This lovely image is signed and dated ‘May 74 AVprGB’ (to the life by Gabriel Bray). It was probably painted by Bray near his home in Kent (possibly in Deal) where he spent the summer before joining up with the Pallas that winter. In December the Pallas set sail for Africa under the command of William Cornwallis (1744-1819), who subsequently became a famous admiral. The voyage to Africa was to check on British resources committed to the slave trade as well as other British interests in West Africa.
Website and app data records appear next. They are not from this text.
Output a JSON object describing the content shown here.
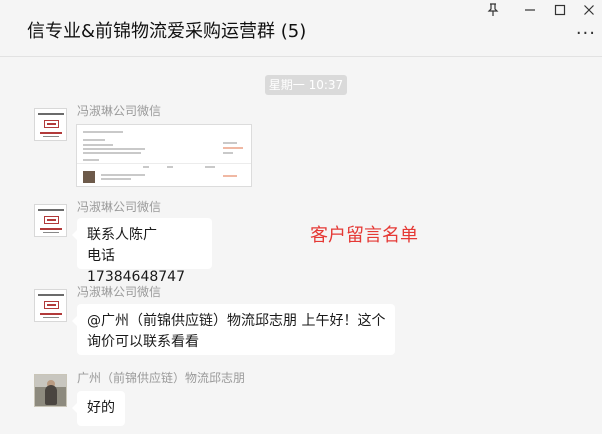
{
  "window": {
    "title": "信专业&前锦物流爱采购运营群 (5)",
    "more_glyph": "...",
    "controls": [
      "pin-icon",
      "minimize-icon",
      "maximize-icon",
      "close-icon"
    ]
  },
  "chat": {
    "timestamp": "星期一 10:37",
    "annotation": "客户留言名单",
    "messages": [
      {
        "sender": "冯淑琳公司微信",
        "type": "image"
      },
      {
        "sender": "冯淑琳公司微信",
        "type": "text",
        "lines": [
          "联系人陈广",
          "电话17384648747"
        ]
      },
      {
        "sender": "冯淑琳公司微信",
        "type": "text",
        "lines": [
          "@广州（前锦供应链）物流邱志朋 上午好！这个",
          "询价可以联系看看"
        ]
      },
      {
        "sender": "广州（前锦供应链）物流邱志朋",
        "type": "text",
        "lines": [
          "好的"
        ]
      }
    ]
  },
  "colors": {
    "background": "#f5f5f5",
    "bubble": "#ffffff",
    "annotation": "#e53935",
    "timestamp_pill": "#dadada"
  }
}
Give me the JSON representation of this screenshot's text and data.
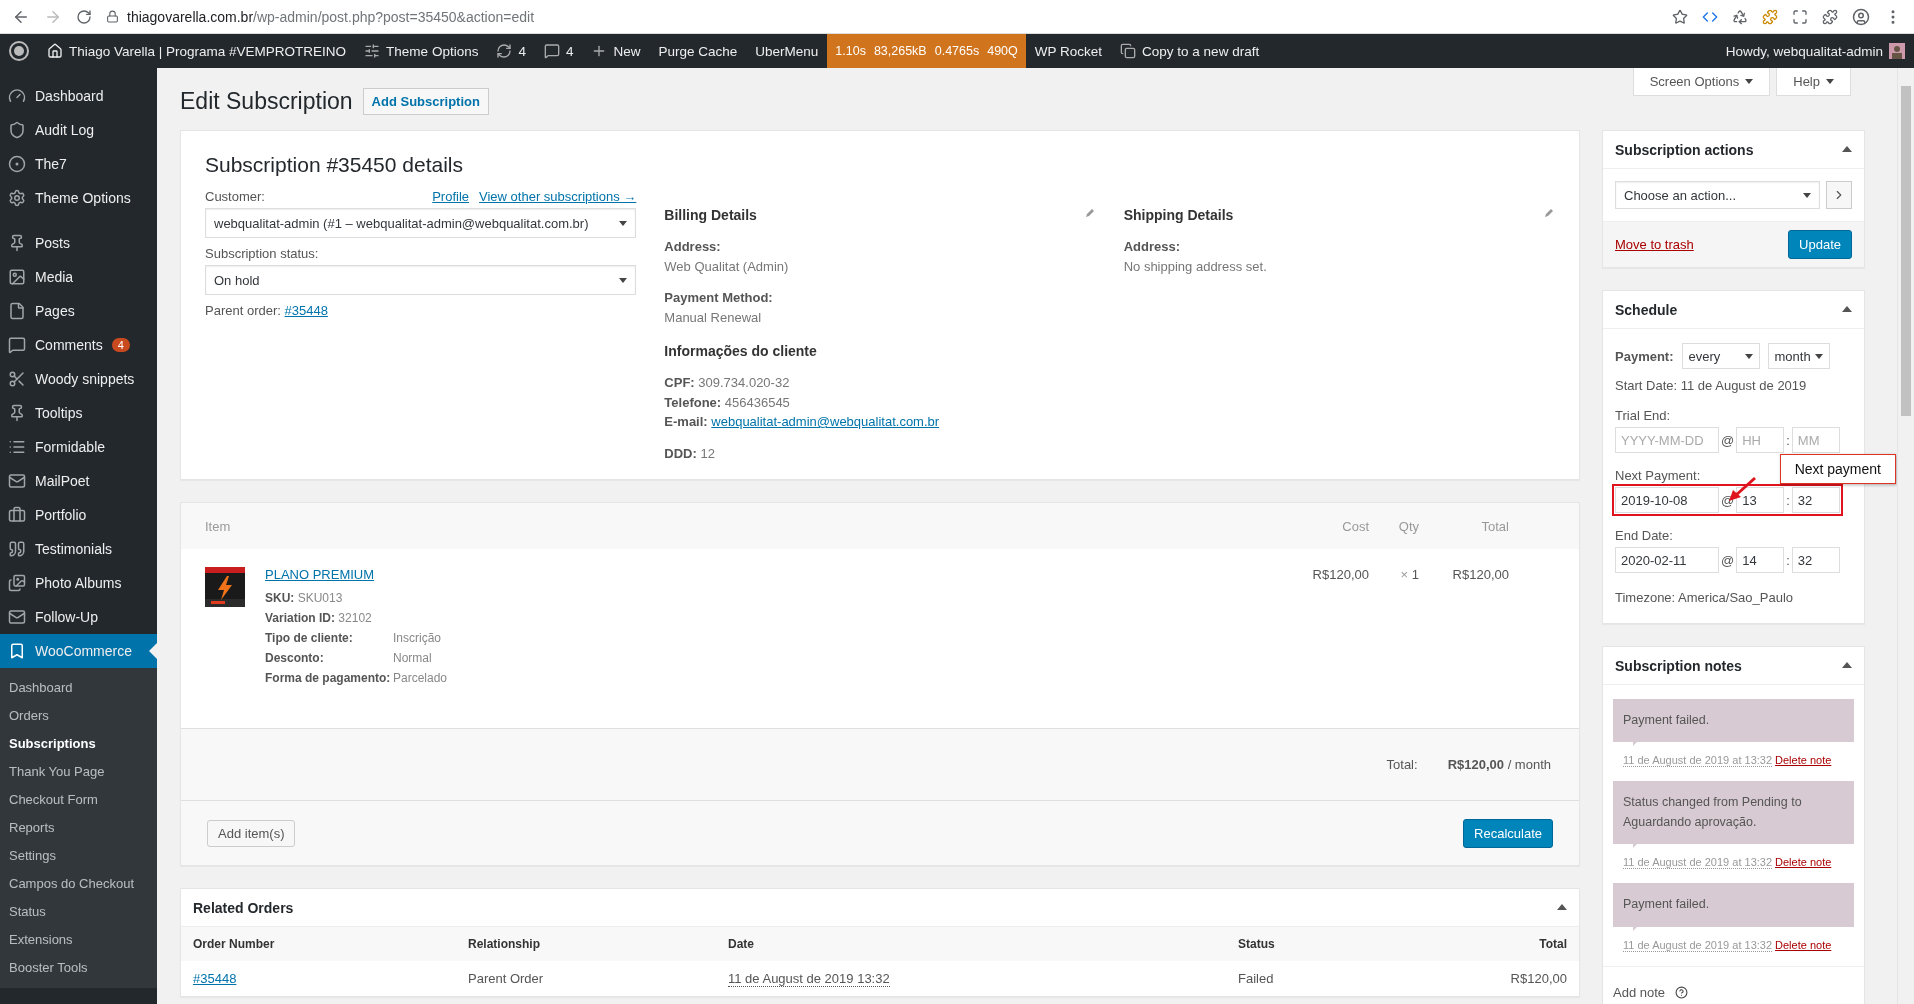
{
  "browser": {
    "url_host": "thiagovarella.com.br",
    "url_path": "/wp-admin/post.php?post=35450&action=edit"
  },
  "admin_bar": {
    "site": "Thiago Varella | Programa #VEMPROTREINO",
    "items": [
      {
        "kind": "theme",
        "label": "Theme Options"
      },
      {
        "kind": "updates",
        "label": "4"
      },
      {
        "kind": "comments",
        "label": "4"
      },
      {
        "kind": "new",
        "label": "New"
      },
      {
        "kind": "text",
        "label": "Purge Cache"
      },
      {
        "kind": "text",
        "label": "UberMenu"
      },
      {
        "kind": "perf",
        "metrics": [
          "1.10s",
          "83,265kB",
          "0.4765s",
          "490Q"
        ]
      },
      {
        "kind": "text",
        "label": "WP Rocket"
      },
      {
        "kind": "copy",
        "label": "Copy to a new draft"
      }
    ],
    "howdy": "Howdy, webqualitat-admin"
  },
  "sidebar": {
    "groups": [
      [
        {
          "label": "Dashboard",
          "selected": false
        },
        {
          "label": "Audit Log",
          "selected": false
        },
        {
          "label": "The7",
          "selected": false
        },
        {
          "label": "Theme Options",
          "selected": false
        }
      ],
      [
        {
          "label": "Posts",
          "selected": false
        },
        {
          "label": "Media",
          "selected": false
        },
        {
          "label": "Pages",
          "selected": false
        },
        {
          "label": "Comments",
          "badge": "4",
          "selected": false
        },
        {
          "label": "Woody snippets",
          "selected": false
        },
        {
          "label": "Tooltips",
          "selected": false
        },
        {
          "label": "Formidable",
          "selected": false
        },
        {
          "label": "MailPoet",
          "selected": false
        },
        {
          "label": "Portfolio",
          "selected": false
        },
        {
          "label": "Testimonials",
          "selected": false
        },
        {
          "label": "Photo Albums",
          "selected": false
        },
        {
          "label": "Follow-Up",
          "selected": false
        },
        {
          "label": "WooCommerce",
          "selected": true,
          "children": [
            {
              "label": "Dashboard",
              "selected": false
            },
            {
              "label": "Orders",
              "selected": false
            },
            {
              "label": "Subscriptions",
              "selected": true
            },
            {
              "label": "Thank You Page",
              "selected": false
            },
            {
              "label": "Checkout Form",
              "selected": false
            },
            {
              "label": "Reports",
              "selected": false
            },
            {
              "label": "Settings",
              "selected": false
            },
            {
              "label": "Campos do Checkout",
              "selected": false
            },
            {
              "label": "Status",
              "selected": false
            },
            {
              "label": "Extensions",
              "selected": false
            },
            {
              "label": "Booster Tools",
              "selected": false
            }
          ]
        }
      ]
    ]
  },
  "screen_tabs": [
    "Screen Options",
    "Help"
  ],
  "page": {
    "title": "Edit Subscription",
    "add_button": "Add Subscription"
  },
  "details": {
    "title": "Subscription #35450 details",
    "customer_label": "Customer:",
    "profile_link": "Profile",
    "other_link": "View other subscriptions →",
    "customer": "webqualitat-admin (#1 – webqualitat-admin@webqualitat.com.br)",
    "status_label": "Subscription status:",
    "status": "On hold",
    "parent_label": "Parent order:",
    "parent_link": "#35448",
    "billing": {
      "title": "Billing Details",
      "fields": [
        {
          "label": "Address:",
          "value": "Web Qualitat (Admin)"
        },
        {
          "label": "Payment Method:",
          "value": "Manual Renewal"
        }
      ],
      "extra_title": "Informações do cliente",
      "extra": [
        [
          {
            "label": "CPF:",
            "value": "309.734.020-32"
          },
          {
            "label": "Telefone:",
            "value": "456436545"
          },
          {
            "label": "E-mail:",
            "value": "webqualitat-admin@webqualitat.com.br",
            "kind": "link"
          }
        ],
        [
          {
            "label": "DDD:",
            "value": "12"
          }
        ]
      ]
    },
    "shipping": {
      "title": "Shipping Details",
      "fields": [
        {
          "label": "Address:",
          "value": "No shipping address set."
        }
      ]
    }
  },
  "items": {
    "columns": [
      "Item",
      "Cost",
      "Qty",
      "Total"
    ],
    "rows": [
      {
        "name": "PLANO PREMIUM",
        "meta": [
          {
            "label": "SKU:",
            "value": "SKU013"
          },
          {
            "label": "Variation ID:",
            "value": "32102"
          }
        ],
        "attrs": [
          {
            "label": "Tipo de cliente:",
            "value": "Inscrição"
          },
          {
            "label": "Desconto:",
            "value": "Normal"
          },
          {
            "label": "Forma de pagamento:",
            "value": "Parcelado"
          }
        ],
        "cost": "R$120,00",
        "qty_mark": "×",
        "qty": "1",
        "total": "R$120,00"
      }
    ],
    "total_label": "Total:",
    "total_value": "R$120,00",
    "total_period": "/ month",
    "add_button": "Add item(s)",
    "recalc_button": "Recalculate"
  },
  "related": {
    "title": "Related Orders",
    "columns": [
      "Order Number",
      "Relationship",
      "Date",
      "Status",
      "Total"
    ],
    "rows": [
      {
        "number": "#35448",
        "relationship": "Parent Order",
        "date": "11 de August de 2019 13:32",
        "status": "Failed",
        "total": "R$120,00"
      }
    ]
  },
  "actions": {
    "title": "Subscription actions",
    "select": "Choose an action...",
    "trash": "Move to trash",
    "update": "Update"
  },
  "schedule": {
    "title": "Schedule",
    "payment_label": "Payment:",
    "interval": "every",
    "period": "month",
    "start_label": "Start Date:",
    "start": "11 de August de 2019",
    "dates": [
      {
        "label": "Trial End:",
        "at": "@",
        "sep": ":",
        "date": {
          "placeholder": "YYYY-MM-DD"
        },
        "hour": {
          "placeholder": "HH"
        },
        "minute": {
          "placeholder": "MM"
        }
      },
      {
        "label": "Next Payment:",
        "at": "@",
        "sep": ":",
        "date": {
          "value": "2019-10-08"
        },
        "hour": {
          "value": "13"
        },
        "minute": {
          "value": "32"
        },
        "annotation": "Next payment"
      },
      {
        "label": "End Date:",
        "at": "@",
        "sep": ":",
        "date": {
          "value": "2020-02-11"
        },
        "hour": {
          "value": "14"
        },
        "minute": {
          "value": "32"
        }
      }
    ],
    "timezone": "Timezone: America/Sao_Paulo"
  },
  "notes": {
    "title": "Subscription notes",
    "items": [
      {
        "text": "Payment failed.",
        "date": "11 de August de 2019 at 13:32",
        "delete": "Delete note"
      },
      {
        "text": "Status changed from Pending to Aguardando aprovação.",
        "date": "11 de August de 2019 at 13:32",
        "delete": "Delete note"
      },
      {
        "text": "Payment failed.",
        "date": "11 de August de 2019 at 13:32",
        "delete": "Delete note"
      }
    ],
    "add_label": "Add note"
  }
}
Bray enjoyed painting a host of subjects he came across but perhaps his interest in cattle was keen because of his experience in the navy. Both salted and fresh beef were key parts of an eighteenth century sailor’s diet. The Society has published a number of articles tackling this complex subject. This article from 1984 explores the life of John Crane (1576-1660). John Crane was appointed victualler for the navy in 1635 from the household of Charles I. He was described as an honest victualler in an age when more men died of food poisoning at sea than from enemy action. For those interested in how this affected the naval infrastructure ashore, this article form 1985 explores the archaeology of the former Royal Mint, located just east of the Tower of London, which is shown to have been a depot and manufactory of victuals for the navy from 1560. Though individual warehouses were used for storage at Chatham from 1547, this was the first naval victualling depot and manufactory in England. By 1595 London, Portsmouth and Plymouth were expected to victual 12,000 men for a five-month expedition within just four months.